* _RECORDS TO USE_:
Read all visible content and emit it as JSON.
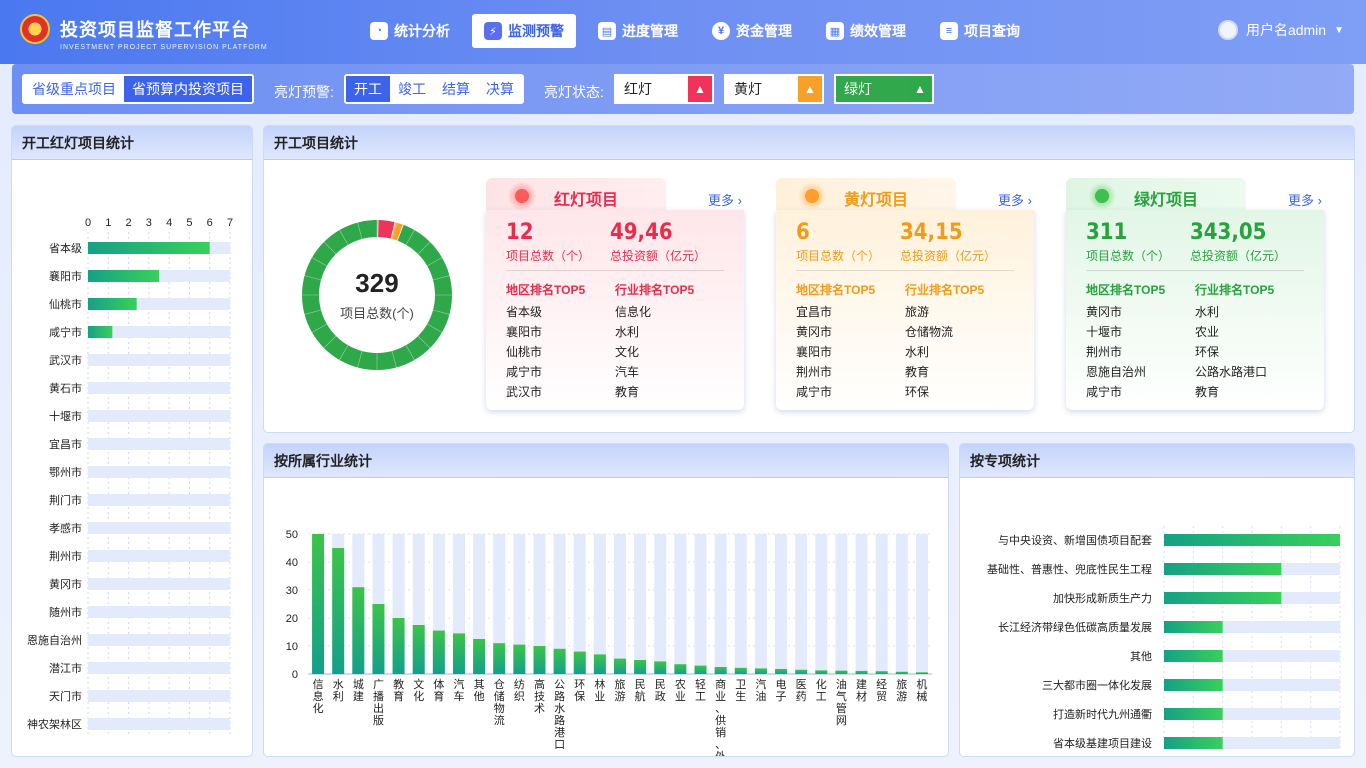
{
  "header": {
    "title": "投资项目监督工作平台",
    "subtitle": "INVESTMENT PROJECT SUPERVISION PLATFORM",
    "nav": [
      {
        "label": "统计分析",
        "icon": "pie-chart-icon"
      },
      {
        "label": "监测预警",
        "icon": "alarm-icon"
      },
      {
        "label": "进度管理",
        "icon": "progress-icon"
      },
      {
        "label": "资金管理",
        "icon": "yuan-icon"
      },
      {
        "label": "绩效管理",
        "icon": "performance-icon"
      },
      {
        "label": "项目查询",
        "icon": "document-icon"
      }
    ],
    "user": "用户名admin"
  },
  "filters": {
    "scope": [
      "省级重点项目",
      "省预算内投资项目"
    ],
    "warning_label": "亮灯预警:",
    "stages": [
      "开工",
      "竣工",
      "结算",
      "决算"
    ],
    "status_label": "亮灯状态:",
    "lights": [
      "红灯",
      "黄灯",
      "绿灯"
    ]
  },
  "left_panel": {
    "title": "开工红灯项目统计",
    "chart_data": {
      "type": "bar",
      "orientation": "horizontal",
      "categories": [
        "省本级",
        "襄阳市",
        "仙桃市",
        "咸宁市",
        "武汉市",
        "黄石市",
        "十堰市",
        "宜昌市",
        "鄂州市",
        "荆门市",
        "孝感市",
        "荆州市",
        "黄冈市",
        "随州市",
        "恩施自治州",
        "潜江市",
        "天门市",
        "神农架林区"
      ],
      "values": [
        6,
        3.5,
        2.4,
        1.2,
        0,
        0,
        0,
        0,
        0,
        0,
        0,
        0,
        0,
        0,
        0,
        0,
        0,
        0
      ],
      "xticks": [
        "0",
        "1",
        "2",
        "3",
        "4",
        "5",
        "6",
        "7"
      ],
      "xlim": [
        0,
        7
      ]
    }
  },
  "overview": {
    "title": "开工项目统计",
    "total": "329",
    "total_label": "项目总数(个)",
    "donut": [
      {
        "name": "红灯",
        "value": 12,
        "color": "#f0335a"
      },
      {
        "name": "黄灯",
        "value": 6,
        "color": "#f7a12b"
      },
      {
        "name": "绿灯",
        "value": 311,
        "color": "#2fa84a"
      }
    ],
    "more": "更多",
    "cards": [
      {
        "title": "红灯项目",
        "count": "12",
        "count_label": "项目总数（个）",
        "amount": "49,46",
        "amount_label": "总投资额（亿元）",
        "region_head": "地区排名TOP5",
        "industry_head": "行业排名TOP5",
        "regions": [
          "省本级",
          "襄阳市",
          "仙桃市",
          "咸宁市",
          "武汉市"
        ],
        "industries": [
          "信息化",
          "水利",
          "文化",
          "汽车",
          "教育"
        ]
      },
      {
        "title": "黄灯项目",
        "count": "6",
        "count_label": "项目总数（个）",
        "amount": "34,15",
        "amount_label": "总投资额（亿元）",
        "region_head": "地区排名TOP5",
        "industry_head": "行业排名TOP5",
        "regions": [
          "宜昌市",
          "黄冈市",
          "襄阳市",
          "荆州市",
          "咸宁市"
        ],
        "industries": [
          "旅游",
          "仓储物流",
          "水利",
          "教育",
          "环保"
        ]
      },
      {
        "title": "绿灯项目",
        "count": "311",
        "count_label": "项目总数（个）",
        "amount": "343,05",
        "amount_label": "总投资额（亿元）",
        "region_head": "地区排名TOP5",
        "industry_head": "行业排名TOP5",
        "regions": [
          "黄冈市",
          "十堰市",
          "荆州市",
          "恩施自治州",
          "咸宁市"
        ],
        "industries": [
          "水利",
          "农业",
          "环保",
          "公路水路港口",
          "教育"
        ]
      }
    ]
  },
  "industry_panel": {
    "title": "按所属行业统计",
    "chart_data": {
      "type": "bar",
      "categories": [
        "信息化",
        "水利",
        "城建",
        "广播出版",
        "教育",
        "文化",
        "体育",
        "汽车",
        "其他",
        "仓储物流",
        "纺织",
        "高技术",
        "公路水路港口",
        "环保",
        "林业",
        "旅游",
        "民航",
        "民政",
        "农业",
        "轻工",
        "商业、供销、外贸",
        "卫生",
        "汽油",
        "电子",
        "医药",
        "化工",
        "油气管网",
        "建材",
        "经贸",
        "旅游",
        "机械"
      ],
      "values": [
        50,
        45,
        31,
        25,
        20,
        17.5,
        15.5,
        14.5,
        12.5,
        11,
        10.5,
        10,
        9,
        8,
        7,
        5.5,
        5,
        4.5,
        3.5,
        3,
        2.5,
        2.2,
        2,
        1.8,
        1.5,
        1.3,
        1.2,
        1.1,
        1,
        0.8,
        0.6
      ],
      "yticks": [
        "0",
        "10",
        "20",
        "30",
        "40",
        "50"
      ],
      "ylim": [
        0,
        50
      ]
    }
  },
  "special_panel": {
    "title": "按专项统计",
    "chart_data": {
      "type": "bar",
      "orientation": "horizontal",
      "categories": [
        "与中央设资、新增国债项目配套",
        "基础性、普惠性、兜底性民生工程",
        "加快形成新质生产力",
        "长江经济带绿色低碳高质量发展",
        "其他",
        "三大都市圈一体化发展",
        "打造新时代九州通衢",
        "省本级基建项目建设"
      ],
      "values": [
        3,
        2,
        2,
        1,
        1,
        1,
        1,
        1
      ],
      "xticks": [
        "0",
        "0.5",
        "1",
        "1.5",
        "2",
        "2.5",
        "3"
      ],
      "xlim": [
        0,
        3
      ]
    }
  }
}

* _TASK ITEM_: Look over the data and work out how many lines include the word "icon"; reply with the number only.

* _RESULT OF THIS TASK_: 6